At 1.15pm on Sunday a parade of approximately 150 retired military personnel will begin at Maher’s Yard public carpark and march along south Street to the Tholsel where an ecumenical service will take place at 2.00pm and his commemorative VC stone will be unveiled. Both the British Defence attaché and Charge D’Affaires will attend on the day.
Doyle and his 6 sisters lived at Gusserane, New Ross County Wexford, with their parents Larry and Brigid. When he was only 15 years of age (though he claimed to be 17 at the time) Martin travelled to nearby Kilkenny where he joined the 18th (Royal Irish) Regiment and left to serve in India. He returned to Ireland at the outbreak of WW1 and in December of that year embarked for France with the Royal Dublin Fusiliers, serving through the Battle of Mons where he was one of the lucky ones to survive. Rising through the ranks to Company Sergeant Major, Doyle transferred to the 1st Battalion Royal Munster Fusiliers and was awarded the Military Medal on 24 March 1918.
Martin Doyle was awarded the Victoria Cross for his war heroics, Britain’s premier award for gallantry and courage, and was summoned to Buckingham Palace on 8 May 1919 to receive his medals.
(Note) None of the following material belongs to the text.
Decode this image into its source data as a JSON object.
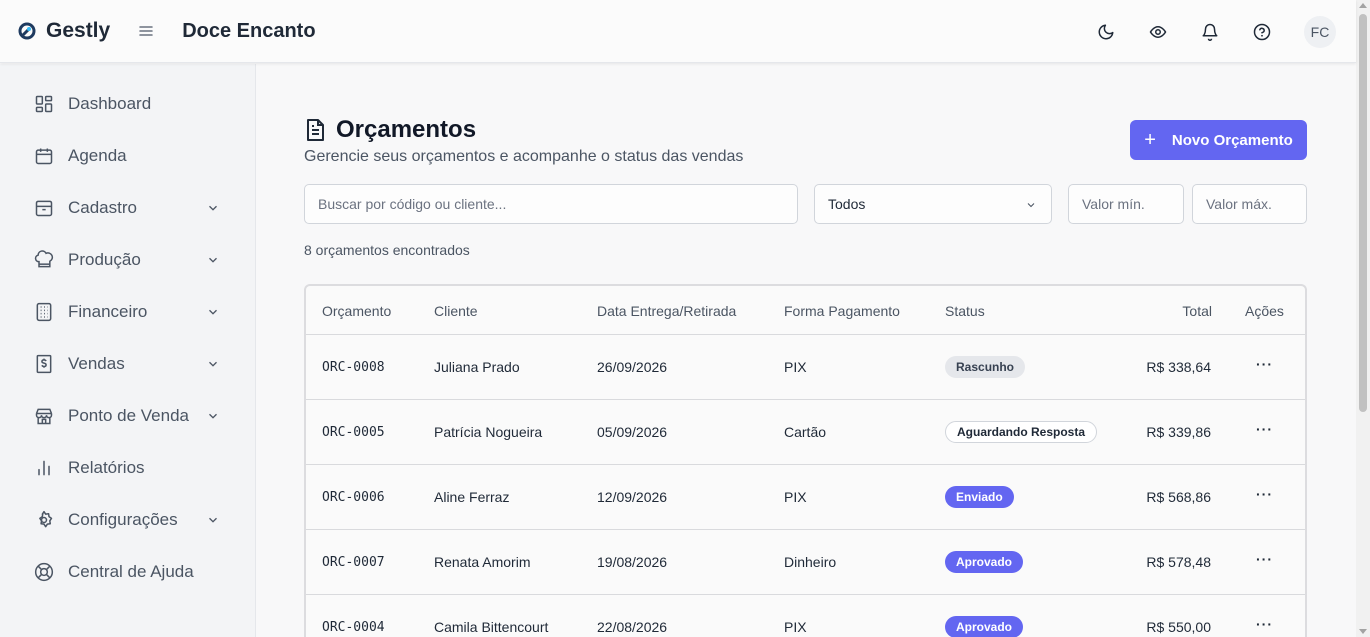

On his return to New Ross, he was given a hero’s welcome by the townspeople,
He left the army in July 1919 and embarked on a new career, when he joined the I.R.A. As an intelligence officer in the Mid-Clare Brigade Doyle served throughout 1920 and 1921 in Ennis, stationed at the Home Barracks of the British Garrison there. Doyle was to serve in Waterford, South Tipperary and Kilkenny, and in February 1924 he served in his hometown of New Ross.
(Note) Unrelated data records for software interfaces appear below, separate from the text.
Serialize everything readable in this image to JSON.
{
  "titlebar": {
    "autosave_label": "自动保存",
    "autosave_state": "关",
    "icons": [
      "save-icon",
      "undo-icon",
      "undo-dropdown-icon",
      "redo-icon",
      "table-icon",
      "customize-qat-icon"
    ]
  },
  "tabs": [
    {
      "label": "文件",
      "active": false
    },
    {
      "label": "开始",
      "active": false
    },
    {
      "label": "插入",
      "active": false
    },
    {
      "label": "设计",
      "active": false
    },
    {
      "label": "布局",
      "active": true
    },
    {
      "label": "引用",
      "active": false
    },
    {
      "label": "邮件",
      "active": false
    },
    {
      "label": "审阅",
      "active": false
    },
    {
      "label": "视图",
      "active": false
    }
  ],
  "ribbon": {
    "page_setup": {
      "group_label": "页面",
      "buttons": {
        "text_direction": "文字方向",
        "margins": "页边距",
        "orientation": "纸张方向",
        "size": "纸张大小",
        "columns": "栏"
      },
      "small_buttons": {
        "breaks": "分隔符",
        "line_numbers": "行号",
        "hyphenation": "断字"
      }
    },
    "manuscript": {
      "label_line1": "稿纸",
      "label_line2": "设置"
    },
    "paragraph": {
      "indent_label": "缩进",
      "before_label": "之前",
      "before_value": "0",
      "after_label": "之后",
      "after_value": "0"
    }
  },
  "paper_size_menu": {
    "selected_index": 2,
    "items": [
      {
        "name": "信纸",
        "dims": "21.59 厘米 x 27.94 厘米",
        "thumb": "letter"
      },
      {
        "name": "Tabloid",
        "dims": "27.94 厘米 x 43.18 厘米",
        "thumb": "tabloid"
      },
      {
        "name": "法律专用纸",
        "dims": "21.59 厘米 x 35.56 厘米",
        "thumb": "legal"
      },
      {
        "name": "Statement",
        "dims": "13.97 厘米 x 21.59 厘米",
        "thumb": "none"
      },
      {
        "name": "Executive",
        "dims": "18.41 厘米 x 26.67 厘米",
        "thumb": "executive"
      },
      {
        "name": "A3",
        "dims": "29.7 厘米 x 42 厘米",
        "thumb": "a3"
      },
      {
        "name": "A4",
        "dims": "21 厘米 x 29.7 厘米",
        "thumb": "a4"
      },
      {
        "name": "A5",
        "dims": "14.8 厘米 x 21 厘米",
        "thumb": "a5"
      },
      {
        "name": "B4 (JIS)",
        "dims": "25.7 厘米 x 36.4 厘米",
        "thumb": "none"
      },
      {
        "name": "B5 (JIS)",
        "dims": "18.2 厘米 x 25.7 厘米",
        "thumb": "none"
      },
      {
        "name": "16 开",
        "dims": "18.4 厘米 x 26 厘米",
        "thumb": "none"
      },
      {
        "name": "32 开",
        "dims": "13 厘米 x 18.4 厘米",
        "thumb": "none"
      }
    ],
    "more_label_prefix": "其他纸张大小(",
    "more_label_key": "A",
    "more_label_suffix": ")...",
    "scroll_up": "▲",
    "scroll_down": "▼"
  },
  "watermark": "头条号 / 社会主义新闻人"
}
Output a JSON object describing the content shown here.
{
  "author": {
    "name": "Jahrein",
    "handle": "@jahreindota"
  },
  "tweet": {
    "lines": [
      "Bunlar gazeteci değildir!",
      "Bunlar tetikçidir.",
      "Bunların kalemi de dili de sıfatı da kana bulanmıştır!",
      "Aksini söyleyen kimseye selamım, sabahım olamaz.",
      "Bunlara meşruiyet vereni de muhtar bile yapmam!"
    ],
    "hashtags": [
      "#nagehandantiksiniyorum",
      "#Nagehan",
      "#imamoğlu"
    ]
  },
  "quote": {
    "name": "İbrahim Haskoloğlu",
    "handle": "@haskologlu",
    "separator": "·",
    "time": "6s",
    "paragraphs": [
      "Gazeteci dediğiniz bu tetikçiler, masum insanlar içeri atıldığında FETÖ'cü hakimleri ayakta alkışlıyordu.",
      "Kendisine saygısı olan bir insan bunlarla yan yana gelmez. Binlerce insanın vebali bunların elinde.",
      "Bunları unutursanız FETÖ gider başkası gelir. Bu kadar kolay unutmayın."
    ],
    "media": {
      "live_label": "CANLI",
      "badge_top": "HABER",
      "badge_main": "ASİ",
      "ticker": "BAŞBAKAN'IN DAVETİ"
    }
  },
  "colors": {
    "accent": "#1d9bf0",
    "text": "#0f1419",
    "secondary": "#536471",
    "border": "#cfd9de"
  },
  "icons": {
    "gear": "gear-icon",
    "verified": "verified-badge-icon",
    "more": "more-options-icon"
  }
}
In May 1924, Doyle re-enlisted into the peacetime army and joined the 20th Infantry Bn as a Company Sergeant of “D” Coy. Over the next 13 years C.S. Doyle divided his time between the 20th Bn (re-designated 7th Bn in 1927) and finally 2nd Bn (1930) and the School of Instruction.
This great but little remembered Irish soldier rests in peace in Grangegorman British military burial place, off Blackhorse Ave., near McKee Barracks, Dublin, under a headstone erected by his old comrades in the regiment.
Ar Dheis Dé Go Raibh a Anam.